Fulfillment: California Court Clarifies Rule on Cataloger Fees
Reported by Donna Loyle, editor in chief, Catalog Success magazine
In a precedent-setting case for catalogers, a California Appellate court recently clarified rules concerning fees listed on order forms. In short, the fees were allowable because the order forms created shipment contracts, not sale-on-approval contracts. The case is an important one for direct marketers.
The case, Wilson vs. Brawn of California, was brought by a customer of International Male catalog, owned by Hanover Direct. The plaintiff, Jacq Wilson, argued that the insurance fee he paid for his shipment was deceptive, even though he knew of the fee before ordering and did not want to return the items after he received them.
Wilson argued that International Male’s contracts were sale-on-approval contracts, because the cataloger offered a satisfaction guarantee to customers. Therefore, the insurance fee did not have any value to customers, because the cataloger bore the risk of loss for any damage to products during shipment. The trial court ruled in favor of Wilson, but the California Court of Appeal over-ruled and sided with the catalog company.
Following is an Idea Factory exclusive interview with George Dougherty and Charles Bergen, principals at Grippo and Elden (http://www.grippoelden.com/), the Chicago-based law firm that represented Brawn of California in the case.
Idea Factory: Please give us some background on this case and its importance to catalogers.
Bergen: Lately several lawsuits have been filed disputing catalogers’ fees, such as shipping and handling. This case, however, was about an insurance fee as disclosed on an order form for International Male catalog. In California, there are laws that allow consumers rights of recovery in which the plaintiff doesn’t even have show he or she has been harmed. The charge just has to be offensive to the person.
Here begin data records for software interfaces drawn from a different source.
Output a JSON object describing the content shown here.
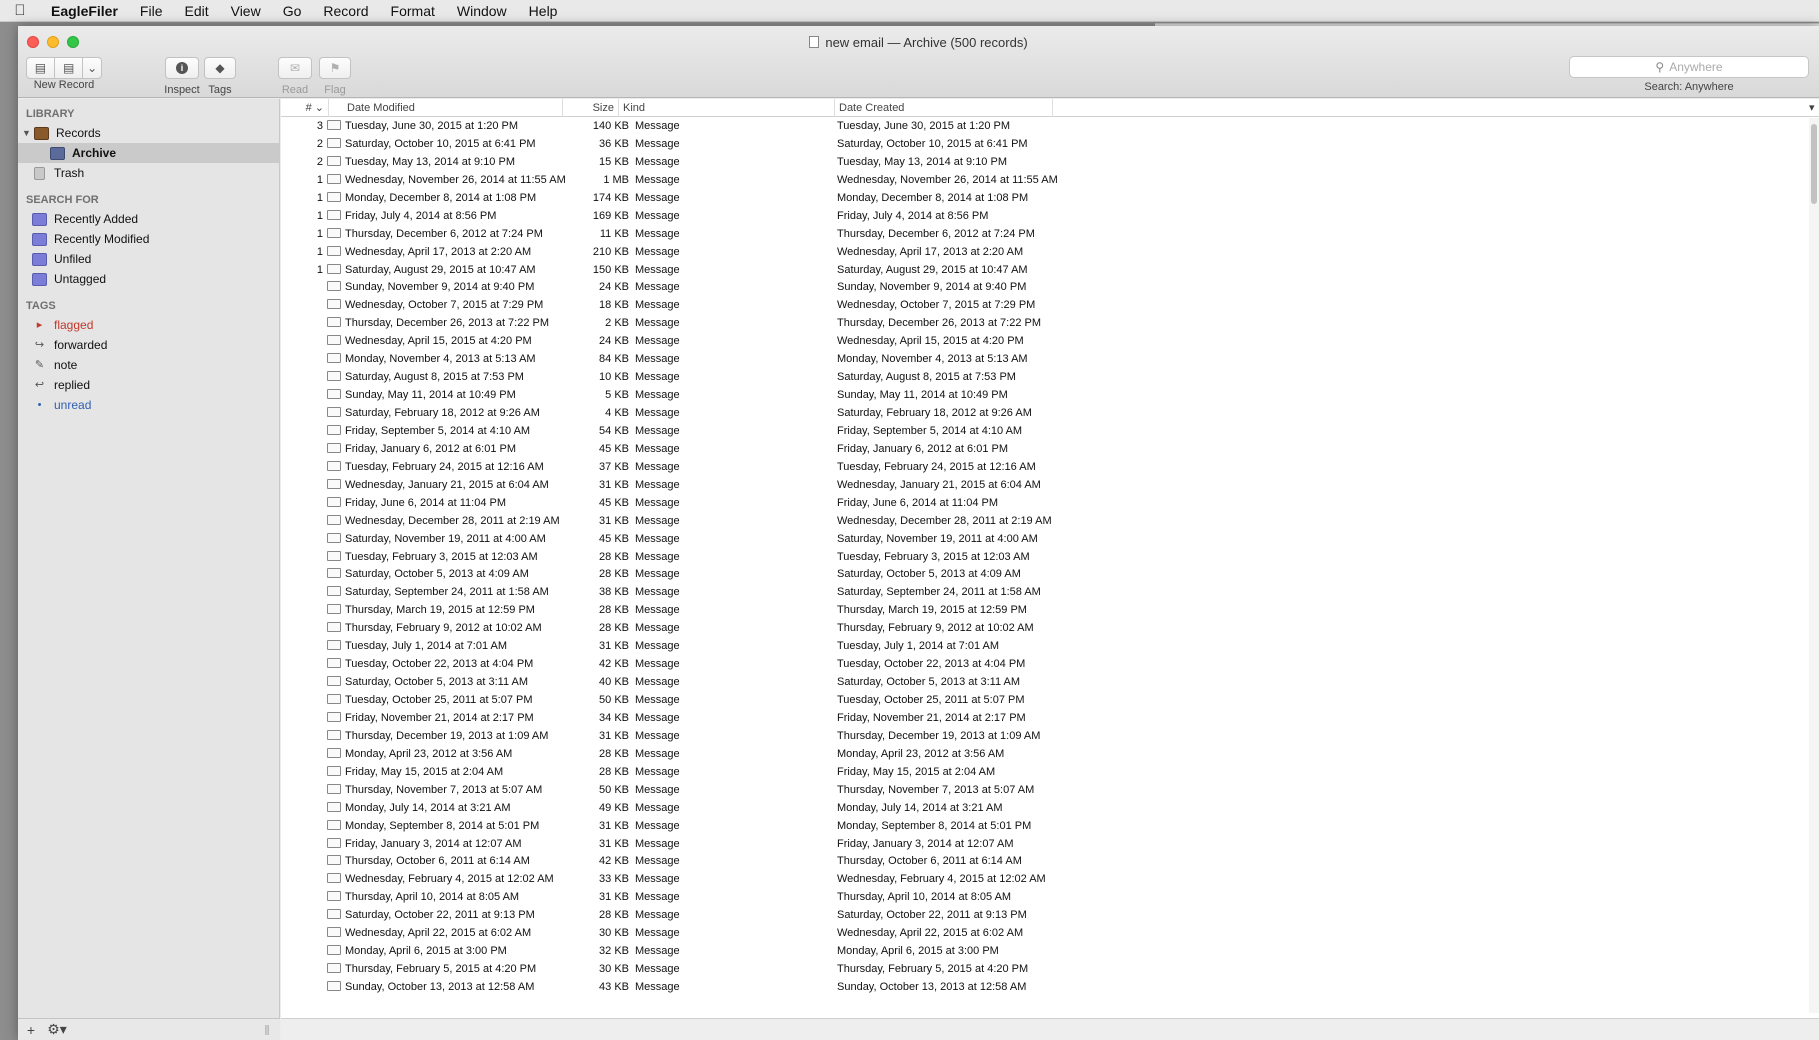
{
  "menubar": {
    "app_name": "EagleFiler",
    "items": [
      "File",
      "Edit",
      "View",
      "Go",
      "Record",
      "Format",
      "Window",
      "Help"
    ]
  },
  "window": {
    "title": "new email — Archive (500 records)"
  },
  "toolbar": {
    "new_record": "New Record",
    "inspect": "Inspect",
    "tags": "Tags",
    "read": "Read",
    "flag": "Flag",
    "search_placeholder": "Anywhere",
    "search_caption": "Search: Anywhere"
  },
  "sidebar": {
    "library_head": "LIBRARY",
    "records": "Records",
    "archive": "Archive",
    "trash": "Trash",
    "search_head": "SEARCH FOR",
    "searches": [
      "Recently Added",
      "Recently Modified",
      "Unfiled",
      "Untagged"
    ],
    "tags_head": "TAGS",
    "tags": [
      {
        "label": "flagged",
        "icon": "flag-icon",
        "color": "#c0392b"
      },
      {
        "label": "forwarded",
        "icon": "forward-icon",
        "color": "#222222"
      },
      {
        "label": "note",
        "icon": "note-icon",
        "color": "#222222"
      },
      {
        "label": "replied",
        "icon": "reply-icon",
        "color": "#222222"
      },
      {
        "label": "unread",
        "icon": "dot-icon",
        "color": "#2f5fb3"
      }
    ]
  },
  "table": {
    "columns": {
      "num": "#",
      "date_modified": "Date Modified",
      "size": "Size",
      "kind": "Kind",
      "date_created": "Date Created"
    },
    "rows": [
      [
        "3",
        "Tuesday, June 30, 2015 at 1:20 PM",
        "140 KB",
        "Message",
        "Tuesday, June 30, 2015 at 1:20 PM"
      ],
      [
        "2",
        "Saturday, October 10, 2015 at 6:41 PM",
        "36 KB",
        "Message",
        "Saturday, October 10, 2015 at 6:41 PM"
      ],
      [
        "2",
        "Tuesday, May 13, 2014 at 9:10 PM",
        "15 KB",
        "Message",
        "Tuesday, May 13, 2014 at 9:10 PM"
      ],
      [
        "1",
        "Wednesday, November 26, 2014 at 11:55 AM",
        "1 MB",
        "Message",
        "Wednesday, November 26, 2014 at 11:55 AM"
      ],
      [
        "1",
        "Monday, December 8, 2014 at 1:08 PM",
        "174 KB",
        "Message",
        "Monday, December 8, 2014 at 1:08 PM"
      ],
      [
        "1",
        "Friday, July 4, 2014 at 8:56 PM",
        "169 KB",
        "Message",
        "Friday, July 4, 2014 at 8:56 PM"
      ],
      [
        "1",
        "Thursday, December 6, 2012 at 7:24 PM",
        "11 KB",
        "Message",
        "Thursday, December 6, 2012 at 7:24 PM"
      ],
      [
        "1",
        "Wednesday, April 17, 2013 at 2:20 AM",
        "210 KB",
        "Message",
        "Wednesday, April 17, 2013 at 2:20 AM"
      ],
      [
        "1",
        "Saturday, August 29, 2015 at 10:47 AM",
        "150 KB",
        "Message",
        "Saturday, August 29, 2015 at 10:47 AM"
      ],
      [
        "",
        "Sunday, November 9, 2014 at 9:40 PM",
        "24 KB",
        "Message",
        "Sunday, November 9, 2014 at 9:40 PM"
      ],
      [
        "",
        "Wednesday, October 7, 2015 at 7:29 PM",
        "18 KB",
        "Message",
        "Wednesday, October 7, 2015 at 7:29 PM"
      ],
      [
        "",
        "Thursday, December 26, 2013 at 7:22 PM",
        "2 KB",
        "Message",
        "Thursday, December 26, 2013 at 7:22 PM"
      ],
      [
        "",
        "Wednesday, April 15, 2015 at 4:20 PM",
        "24 KB",
        "Message",
        "Wednesday, April 15, 2015 at 4:20 PM"
      ],
      [
        "",
        "Monday, November 4, 2013 at 5:13 AM",
        "84 KB",
        "Message",
        "Monday, November 4, 2013 at 5:13 AM"
      ],
      [
        "",
        "Saturday, August 8, 2015 at 7:53 PM",
        "10 KB",
        "Message",
        "Saturday, August 8, 2015 at 7:53 PM"
      ],
      [
        "",
        "Sunday, May 11, 2014 at 10:49 PM",
        "5 KB",
        "Message",
        "Sunday, May 11, 2014 at 10:49 PM"
      ],
      [
        "",
        "Saturday, February 18, 2012 at 9:26 AM",
        "4 KB",
        "Message",
        "Saturday, February 18, 2012 at 9:26 AM"
      ],
      [
        "",
        "Friday, September 5, 2014 at 4:10 AM",
        "54 KB",
        "Message",
        "Friday, September 5, 2014 at 4:10 AM"
      ],
      [
        "",
        "Friday, January 6, 2012 at 6:01 PM",
        "45 KB",
        "Message",
        "Friday, January 6, 2012 at 6:01 PM"
      ],
      [
        "",
        "Tuesday, February 24, 2015 at 12:16 AM",
        "37 KB",
        "Message",
        "Tuesday, February 24, 2015 at 12:16 AM"
      ],
      [
        "",
        "Wednesday, January 21, 2015 at 6:04 AM",
        "31 KB",
        "Message",
        "Wednesday, January 21, 2015 at 6:04 AM"
      ],
      [
        "",
        "Friday, June 6, 2014 at 11:04 PM",
        "45 KB",
        "Message",
        "Friday, June 6, 2014 at 11:04 PM"
      ],
      [
        "",
        "Wednesday, December 28, 2011 at 2:19 AM",
        "31 KB",
        "Message",
        "Wednesday, December 28, 2011 at 2:19 AM"
      ],
      [
        "",
        "Saturday, November 19, 2011 at 4:00 AM",
        "45 KB",
        "Message",
        "Saturday, November 19, 2011 at 4:00 AM"
      ],
      [
        "",
        "Tuesday, February 3, 2015 at 12:03 AM",
        "28 KB",
        "Message",
        "Tuesday, February 3, 2015 at 12:03 AM"
      ],
      [
        "",
        "Saturday, October 5, 2013 at 4:09 AM",
        "28 KB",
        "Message",
        "Saturday, October 5, 2013 at 4:09 AM"
      ],
      [
        "",
        "Saturday, September 24, 2011 at 1:58 AM",
        "38 KB",
        "Message",
        "Saturday, September 24, 2011 at 1:58 AM"
      ],
      [
        "",
        "Thursday, March 19, 2015 at 12:59 PM",
        "28 KB",
        "Message",
        "Thursday, March 19, 2015 at 12:59 PM"
      ],
      [
        "",
        "Thursday, February 9, 2012 at 10:02 AM",
        "28 KB",
        "Message",
        "Thursday, February 9, 2012 at 10:02 AM"
      ],
      [
        "",
        "Tuesday, July 1, 2014 at 7:01 AM",
        "31 KB",
        "Message",
        "Tuesday, July 1, 2014 at 7:01 AM"
      ],
      [
        "",
        "Tuesday, October 22, 2013 at 4:04 PM",
        "42 KB",
        "Message",
        "Tuesday, October 22, 2013 at 4:04 PM"
      ],
      [
        "",
        "Saturday, October 5, 2013 at 3:11 AM",
        "40 KB",
        "Message",
        "Saturday, October 5, 2013 at 3:11 AM"
      ],
      [
        "",
        "Tuesday, October 25, 2011 at 5:07 PM",
        "50 KB",
        "Message",
        "Tuesday, October 25, 2011 at 5:07 PM"
      ],
      [
        "",
        "Friday, November 21, 2014 at 2:17 PM",
        "34 KB",
        "Message",
        "Friday, November 21, 2014 at 2:17 PM"
      ],
      [
        "",
        "Thursday, December 19, 2013 at 1:09 AM",
        "31 KB",
        "Message",
        "Thursday, December 19, 2013 at 1:09 AM"
      ],
      [
        "",
        "Monday, April 23, 2012 at 3:56 AM",
        "28 KB",
        "Message",
        "Monday, April 23, 2012 at 3:56 AM"
      ],
      [
        "",
        "Friday, May 15, 2015 at 2:04 AM",
        "28 KB",
        "Message",
        "Friday, May 15, 2015 at 2:04 AM"
      ],
      [
        "",
        "Thursday, November 7, 2013 at 5:07 AM",
        "50 KB",
        "Message",
        "Thursday, November 7, 2013 at 5:07 AM"
      ],
      [
        "",
        "Monday, July 14, 2014 at 3:21 AM",
        "49 KB",
        "Message",
        "Monday, July 14, 2014 at 3:21 AM"
      ],
      [
        "",
        "Monday, September 8, 2014 at 5:01 PM",
        "31 KB",
        "Message",
        "Monday, September 8, 2014 at 5:01 PM"
      ],
      [
        "",
        "Friday, January 3, 2014 at 12:07 AM",
        "31 KB",
        "Message",
        "Friday, January 3, 2014 at 12:07 AM"
      ],
      [
        "",
        "Thursday, October 6, 2011 at 6:14 AM",
        "42 KB",
        "Message",
        "Thursday, October 6, 2011 at 6:14 AM"
      ],
      [
        "",
        "Wednesday, February 4, 2015 at 12:02 AM",
        "33 KB",
        "Message",
        "Wednesday, February 4, 2015 at 12:02 AM"
      ],
      [
        "",
        "Thursday, April 10, 2014 at 8:05 AM",
        "31 KB",
        "Message",
        "Thursday, April 10, 2014 at 8:05 AM"
      ],
      [
        "",
        "Saturday, October 22, 2011 at 9:13 PM",
        "28 KB",
        "Message",
        "Saturday, October 22, 2011 at 9:13 PM"
      ],
      [
        "",
        "Wednesday, April 22, 2015 at 6:02 AM",
        "30 KB",
        "Message",
        "Wednesday, April 22, 2015 at 6:02 AM"
      ],
      [
        "",
        "Monday, April 6, 2015 at 3:00 PM",
        "32 KB",
        "Message",
        "Monday, April 6, 2015 at 3:00 PM"
      ],
      [
        "",
        "Thursday, February 5, 2015 at 4:20 PM",
        "30 KB",
        "Message",
        "Thursday, February 5, 2015 at 4:20 PM"
      ],
      [
        "",
        "Sunday, October 13, 2013 at 12:58 AM",
        "43 KB",
        "Message",
        "Sunday, October 13, 2013 at 12:58 AM"
      ]
    ]
  }
}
Dougherty: It’s a very pro-consumer piece of legislation.
Bergen: The plaintiff in this case, Jacq Wilson of San Francisco, claimed that the insurance fee charged by International Male was illusory. He claimed the fee was misleading. The trial court ruled that Wilson’s transaction qualified as a sale-on-approval contract. But the Appellate court over-ruled and said it was a shipment contract.